While I wasn’t able to find any mention of making cheese (or eating cheese, for that matter) in the letters of John McLoughlin, Chief Factor at Fort Vancouver, a number of visitors to Fort Vancouver in the 1830s and 1840s mention the large on-site dairy and cheesemaking operations (very helpful for later research, thanks Narcissa Whitman!). 

One of the fun things about doing research on the Hudson’s Bay Company is that they kept meticulous records. I spent many hours at the Fort Vancouver research center combing through microfilm of nineteenth century inventory records, which list numbers of animals kept at every HBC establishment in the region. These records confirm the presence of dairies and dairy equipment at the Fort, as well as its satellite dairy operation on Sauvie Island.

If you’ve ever delved into your family history you already know that historical research is part detective work, part futility, and you’re often crossing your fingers hoping you will find that one bit of information that leads to something interesting. In this case, I’m thrilled that I was able to put a few pieces of information together and come up with an answer to a very important question!

Tami Parr, author of Pacfic Northwest Cheese: A History—Tami Parr, author of Pacific Northwest Cheese: A History

 

 

Dragonfly Migration Underway

A Facebook friend writes of spotting “thousands of red dragonflies at a beach south of Seal Rock, Variegated Meadowhawk obliskingall heading south and none stopping for anything.” In recent days, similar sightings have been reported in Cannon Beach, Neskowin, and other locales, from southwest Washington to the central Oregon coast. Dragonfly migration is underway.

Less heralded than the annual migrations of gray whales along the Oregon coast—a phenomenon that now has its own trademarked web site (Whale Watching Spoken Here) and a corps of hearty volunteers—dragonfly migration is no less spectacular. Timing and numbers vary year to year, but 2013 appears to be a major migration. At the onset of fall cold fronts, the main species involved, the Variegated Meadowhawk, seems to funnel to the coast and head south. But beyond that, little is known about these fall migrants.
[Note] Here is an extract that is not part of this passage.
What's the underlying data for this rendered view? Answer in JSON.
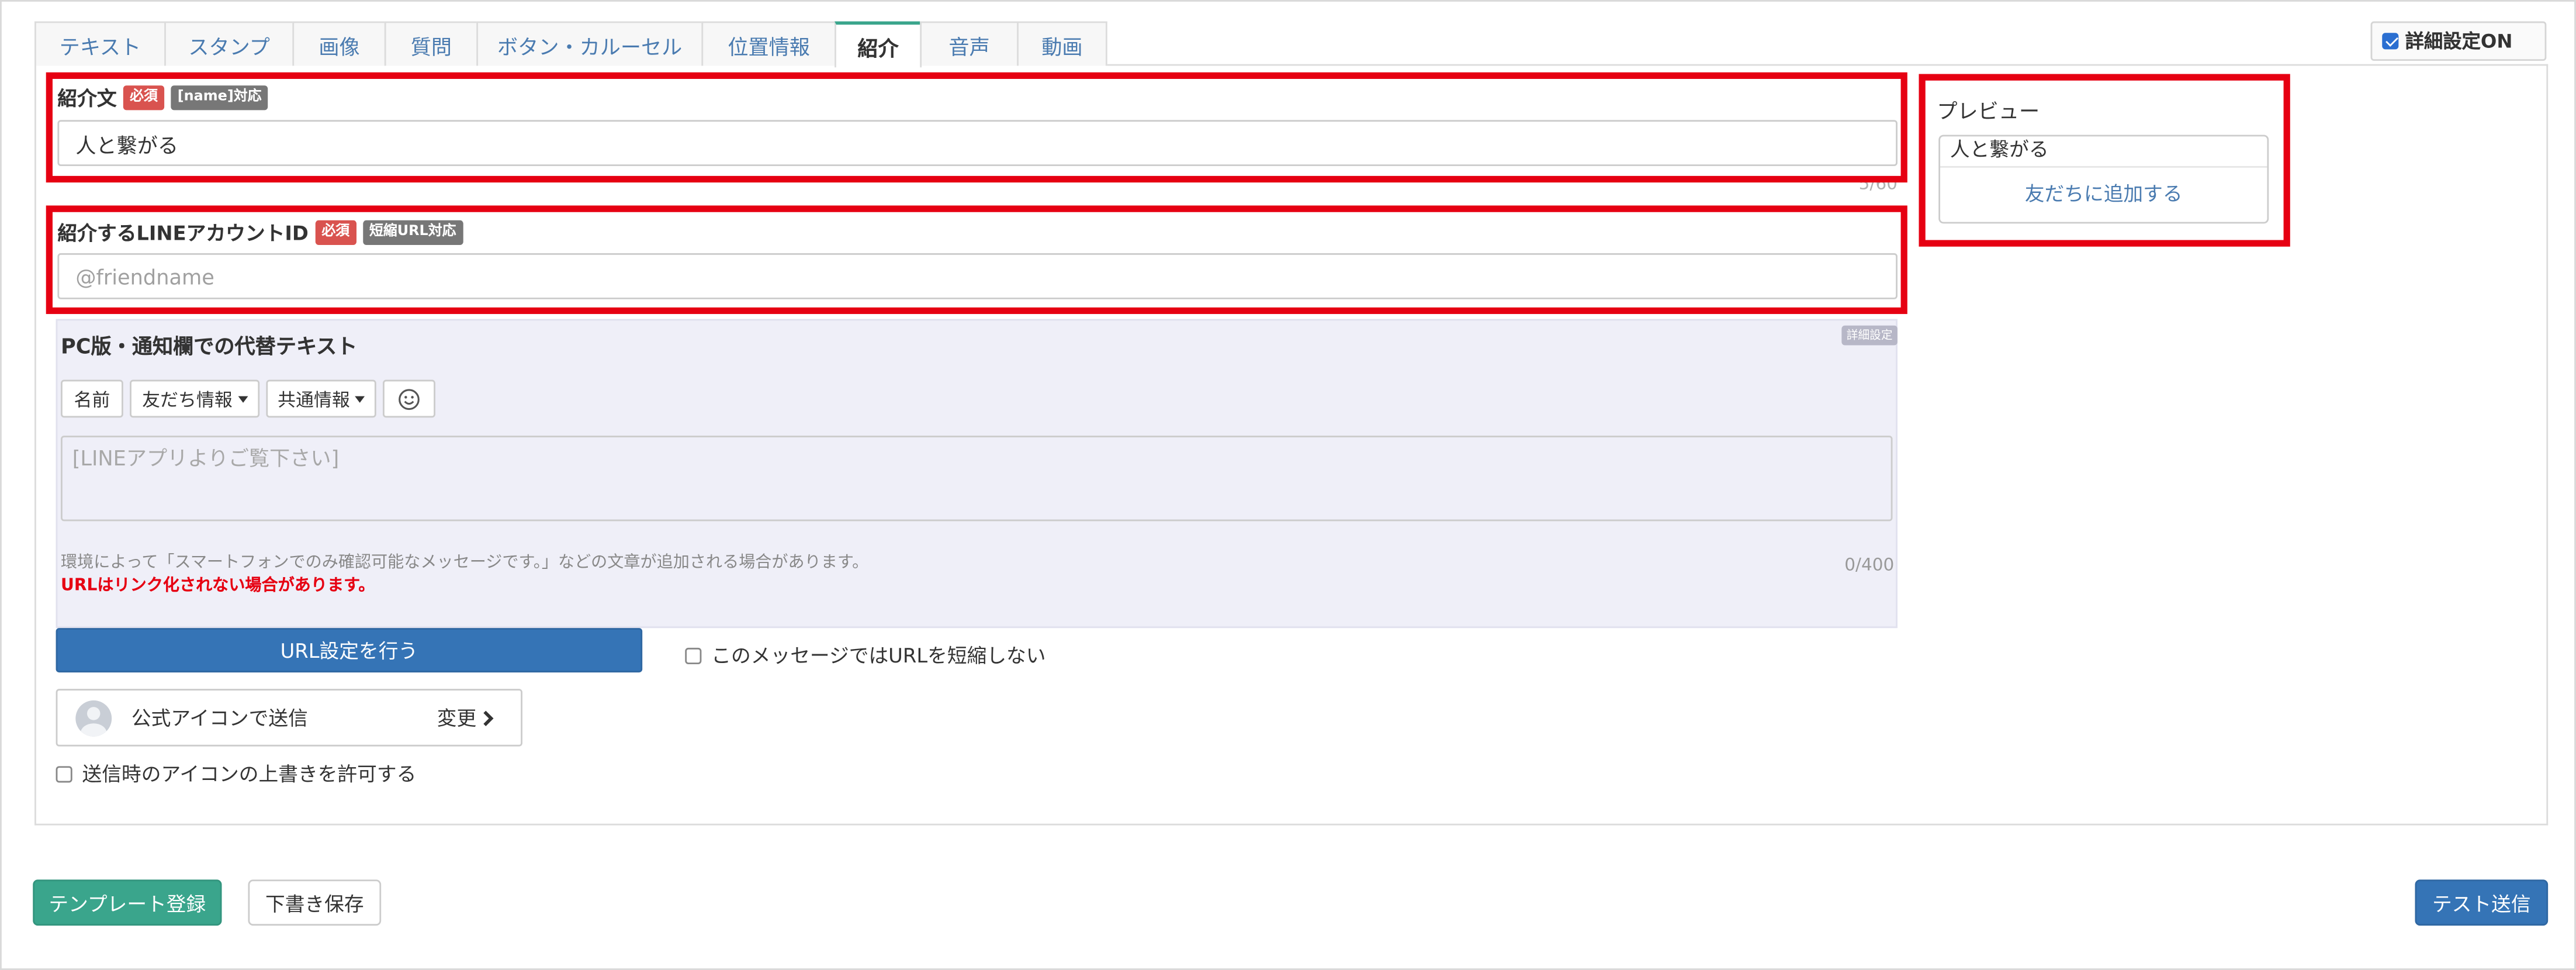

“This is not only an amazing spectacle to witness but a great mystery even to scientists,” says Cary Kerst, co-author with Steve Gordon, of Dragonflies and Damselflies of OreAuthors Steve Gordon and Cary Kerstgon, the definitive field guide to the subject. “We don’t know where they are coming from or going or what prompts them to start moving.”
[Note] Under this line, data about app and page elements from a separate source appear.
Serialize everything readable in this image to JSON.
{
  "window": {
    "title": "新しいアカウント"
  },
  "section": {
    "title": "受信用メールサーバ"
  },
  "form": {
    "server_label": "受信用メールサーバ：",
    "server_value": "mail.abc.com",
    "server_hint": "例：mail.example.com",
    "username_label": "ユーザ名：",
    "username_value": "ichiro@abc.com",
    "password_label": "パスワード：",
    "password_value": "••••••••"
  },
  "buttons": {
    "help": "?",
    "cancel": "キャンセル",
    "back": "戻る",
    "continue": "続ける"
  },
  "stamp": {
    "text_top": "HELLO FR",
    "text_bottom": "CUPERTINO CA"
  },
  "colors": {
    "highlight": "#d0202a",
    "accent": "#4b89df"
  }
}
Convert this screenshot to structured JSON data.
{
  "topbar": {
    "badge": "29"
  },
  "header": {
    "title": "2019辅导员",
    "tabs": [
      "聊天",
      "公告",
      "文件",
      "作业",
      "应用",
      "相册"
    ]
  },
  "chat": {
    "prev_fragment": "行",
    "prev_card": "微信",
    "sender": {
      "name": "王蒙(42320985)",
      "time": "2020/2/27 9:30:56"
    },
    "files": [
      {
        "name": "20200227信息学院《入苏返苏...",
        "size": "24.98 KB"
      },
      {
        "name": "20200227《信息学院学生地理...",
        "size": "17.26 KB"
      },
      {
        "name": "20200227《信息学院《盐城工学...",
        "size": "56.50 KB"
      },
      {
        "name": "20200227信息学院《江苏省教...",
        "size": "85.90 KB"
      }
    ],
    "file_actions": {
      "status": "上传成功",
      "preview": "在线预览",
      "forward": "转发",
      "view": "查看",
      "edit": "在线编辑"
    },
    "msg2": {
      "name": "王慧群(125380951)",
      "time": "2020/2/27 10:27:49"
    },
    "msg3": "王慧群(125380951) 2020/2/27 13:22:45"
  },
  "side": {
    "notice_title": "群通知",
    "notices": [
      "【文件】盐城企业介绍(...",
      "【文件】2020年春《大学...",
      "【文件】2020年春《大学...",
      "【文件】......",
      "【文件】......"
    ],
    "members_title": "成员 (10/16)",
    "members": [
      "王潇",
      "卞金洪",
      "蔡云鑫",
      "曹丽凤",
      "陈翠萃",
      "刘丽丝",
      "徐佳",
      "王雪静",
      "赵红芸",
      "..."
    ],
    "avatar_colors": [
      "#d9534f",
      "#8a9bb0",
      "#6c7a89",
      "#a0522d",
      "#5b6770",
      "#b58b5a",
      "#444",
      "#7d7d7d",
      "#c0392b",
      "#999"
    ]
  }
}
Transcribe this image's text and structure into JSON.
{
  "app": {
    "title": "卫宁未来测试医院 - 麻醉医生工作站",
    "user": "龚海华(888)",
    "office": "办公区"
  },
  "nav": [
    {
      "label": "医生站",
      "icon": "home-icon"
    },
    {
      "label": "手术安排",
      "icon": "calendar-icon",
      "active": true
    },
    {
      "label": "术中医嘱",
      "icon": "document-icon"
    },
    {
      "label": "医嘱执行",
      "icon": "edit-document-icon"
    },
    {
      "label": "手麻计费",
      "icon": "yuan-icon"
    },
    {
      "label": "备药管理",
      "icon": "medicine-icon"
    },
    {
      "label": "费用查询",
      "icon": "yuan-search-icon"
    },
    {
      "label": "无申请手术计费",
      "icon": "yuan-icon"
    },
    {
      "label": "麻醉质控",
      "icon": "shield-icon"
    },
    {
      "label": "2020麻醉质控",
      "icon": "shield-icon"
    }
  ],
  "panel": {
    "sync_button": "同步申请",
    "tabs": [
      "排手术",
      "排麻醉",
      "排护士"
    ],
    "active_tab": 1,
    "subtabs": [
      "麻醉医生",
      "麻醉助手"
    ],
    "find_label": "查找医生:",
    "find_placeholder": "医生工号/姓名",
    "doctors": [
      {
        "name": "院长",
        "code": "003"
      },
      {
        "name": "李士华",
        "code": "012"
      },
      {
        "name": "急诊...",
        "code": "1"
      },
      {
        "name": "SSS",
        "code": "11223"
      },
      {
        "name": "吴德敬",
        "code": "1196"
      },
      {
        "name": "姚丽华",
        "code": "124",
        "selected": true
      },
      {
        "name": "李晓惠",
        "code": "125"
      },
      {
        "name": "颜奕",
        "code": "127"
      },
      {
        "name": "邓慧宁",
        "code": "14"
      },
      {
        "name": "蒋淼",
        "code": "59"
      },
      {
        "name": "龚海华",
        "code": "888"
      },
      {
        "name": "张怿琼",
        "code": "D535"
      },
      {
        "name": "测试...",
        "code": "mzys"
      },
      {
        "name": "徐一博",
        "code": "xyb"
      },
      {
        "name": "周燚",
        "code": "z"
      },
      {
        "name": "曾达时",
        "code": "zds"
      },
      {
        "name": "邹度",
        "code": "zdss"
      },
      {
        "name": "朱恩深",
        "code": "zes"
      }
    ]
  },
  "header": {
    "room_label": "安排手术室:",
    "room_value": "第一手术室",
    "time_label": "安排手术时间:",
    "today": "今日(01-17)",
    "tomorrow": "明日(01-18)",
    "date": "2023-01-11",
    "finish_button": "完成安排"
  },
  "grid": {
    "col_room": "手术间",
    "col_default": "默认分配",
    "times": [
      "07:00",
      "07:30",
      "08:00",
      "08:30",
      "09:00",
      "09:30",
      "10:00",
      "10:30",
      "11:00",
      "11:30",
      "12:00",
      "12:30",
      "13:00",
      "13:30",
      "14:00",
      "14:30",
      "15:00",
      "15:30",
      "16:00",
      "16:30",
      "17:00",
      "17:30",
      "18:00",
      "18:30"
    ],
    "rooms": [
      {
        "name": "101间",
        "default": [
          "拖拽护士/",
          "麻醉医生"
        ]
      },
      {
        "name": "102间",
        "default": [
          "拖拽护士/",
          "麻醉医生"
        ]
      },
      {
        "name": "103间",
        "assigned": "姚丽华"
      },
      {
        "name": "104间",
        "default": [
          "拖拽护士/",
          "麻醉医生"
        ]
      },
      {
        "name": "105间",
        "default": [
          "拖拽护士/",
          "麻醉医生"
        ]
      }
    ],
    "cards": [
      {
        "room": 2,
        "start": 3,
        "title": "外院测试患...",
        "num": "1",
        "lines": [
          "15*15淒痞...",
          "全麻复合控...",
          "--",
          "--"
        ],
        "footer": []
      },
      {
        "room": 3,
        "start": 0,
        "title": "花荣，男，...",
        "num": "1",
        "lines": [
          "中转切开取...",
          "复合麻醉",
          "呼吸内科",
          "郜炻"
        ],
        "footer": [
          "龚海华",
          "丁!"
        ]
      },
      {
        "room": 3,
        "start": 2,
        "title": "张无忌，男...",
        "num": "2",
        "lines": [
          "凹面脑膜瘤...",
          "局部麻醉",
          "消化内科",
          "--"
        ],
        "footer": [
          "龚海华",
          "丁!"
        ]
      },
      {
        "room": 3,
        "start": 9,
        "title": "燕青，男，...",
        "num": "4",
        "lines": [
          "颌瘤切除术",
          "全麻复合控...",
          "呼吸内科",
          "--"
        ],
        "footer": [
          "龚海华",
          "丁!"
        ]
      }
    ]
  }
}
Scientists have tried various methods of tracking dragonfly migrations with little success. Now, a partnership has formed to solicit the public’s help to better protect and sustain this phenomenon. The Migratory Dragonfly Partnership offers an opportunity for people to collect and record dragonfly migration observations. Citizen scientists monitor the timing, duration, and direction of travel of migrating dragonflies, and note any additional behaviors observed in migratory flight such as feeding or mating.
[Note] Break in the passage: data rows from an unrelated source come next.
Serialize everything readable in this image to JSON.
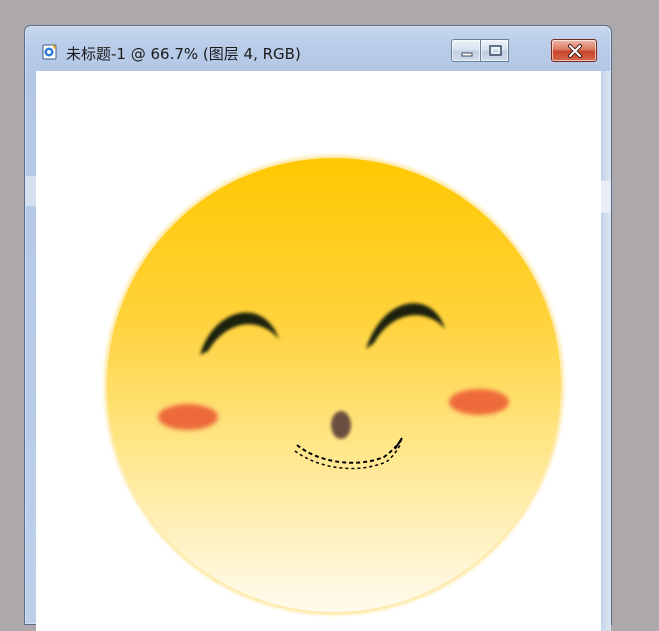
{
  "window": {
    "title": "未标题-1 @ 66.7% (图层 4, RGB)",
    "icons": {
      "app": "photoshop-document-icon",
      "minimize": "minimize-icon",
      "maximize": "maximize-icon",
      "close": "close-icon"
    }
  },
  "colors": {
    "face_top": "#ffc800",
    "face_bottom": "#fffbef",
    "eyes": "#1d2008",
    "cheeks": "#ee6a3b",
    "nose": "#6b5040",
    "close_button": "#c7452a"
  }
}
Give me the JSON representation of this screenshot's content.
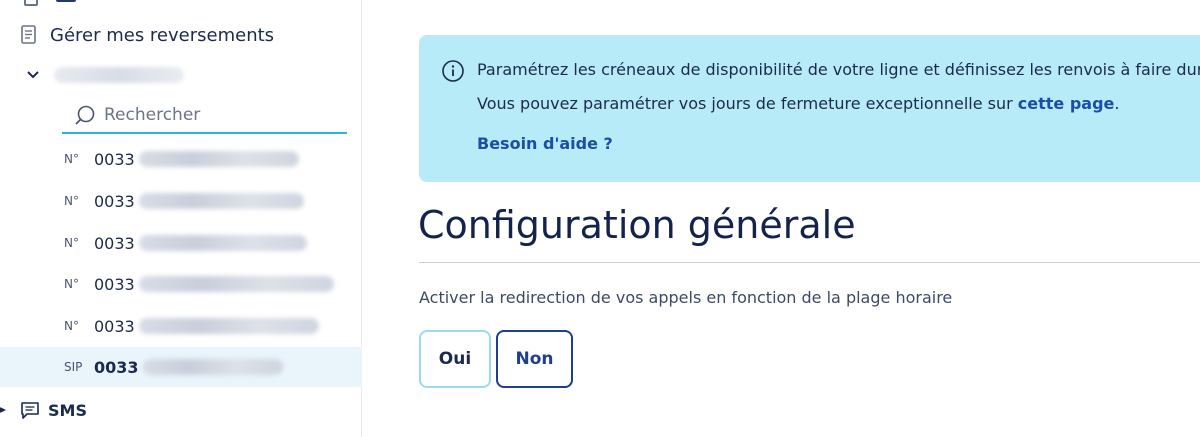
{
  "sidebar": {
    "nav_item": {
      "label": "Gérer mes reversements",
      "icon": "document-icon"
    },
    "search": {
      "placeholder": "Rechercher"
    },
    "lines": [
      {
        "prefix": "N°",
        "number": "0033"
      },
      {
        "prefix": "N°",
        "number": "0033"
      },
      {
        "prefix": "N°",
        "number": "0033"
      },
      {
        "prefix": "N°",
        "number": "0033"
      },
      {
        "prefix": "N°",
        "number": "0033"
      },
      {
        "prefix": "SIP",
        "number": "0033",
        "active": true
      }
    ],
    "sms": {
      "label": "SMS"
    }
  },
  "main": {
    "info": {
      "line1": "Paramétrez les créneaux de disponibilité de votre ligne et définissez les renvois à faire dura",
      "line2_before": "Vous pouvez paramétrer vos jours de fermeture exceptionnelle sur ",
      "line2_link": "cette page",
      "line2_after": ".",
      "help_link": "Besoin d'aide ?"
    },
    "section_title": "Configuration générale",
    "question": "Activer la redirection de vos appels en fonction de la plage horaire",
    "toggle": {
      "yes_label": "Oui",
      "no_label": "Non",
      "selected": "Non"
    }
  },
  "colors": {
    "accent": "#2fb4d2",
    "info_bg": "#b7ebf8",
    "link": "#1a4ea8",
    "primary_text": "#1b2a4e",
    "selected_border": "#1e3f8e",
    "active_row_bg": "#e9f4fb"
  }
}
Learning to identify the main migratory species of dragonflies is an essential first step in migratioDragonflies covern monitoring, and for Oregon there’s no better place to start than the Kerst and Gordon guide. It includes full color photographs of all species found in the state, along with helpful illustrations and charts showing important identification characteristics. The book also features descriptions of the thirty best sites in Oregon to observe these amazing insects, a useful tool for viewing uncommon species in spectacular settings.

With sufficient participation in migration monitoring, it’s not hard to imagine a future in which volunteers line Oregon dunes each fall wearing “Dragonfly Watching Spoken Here” t-shirts and introducing curious onlookers to the wonders of dragonfly migration.

--------
Images
:
Variegated Meadowhawk oblisking (top), photo by Cary Kerst
Authors Steve Gordon and Cary Kerst (middle)

Member of AAUP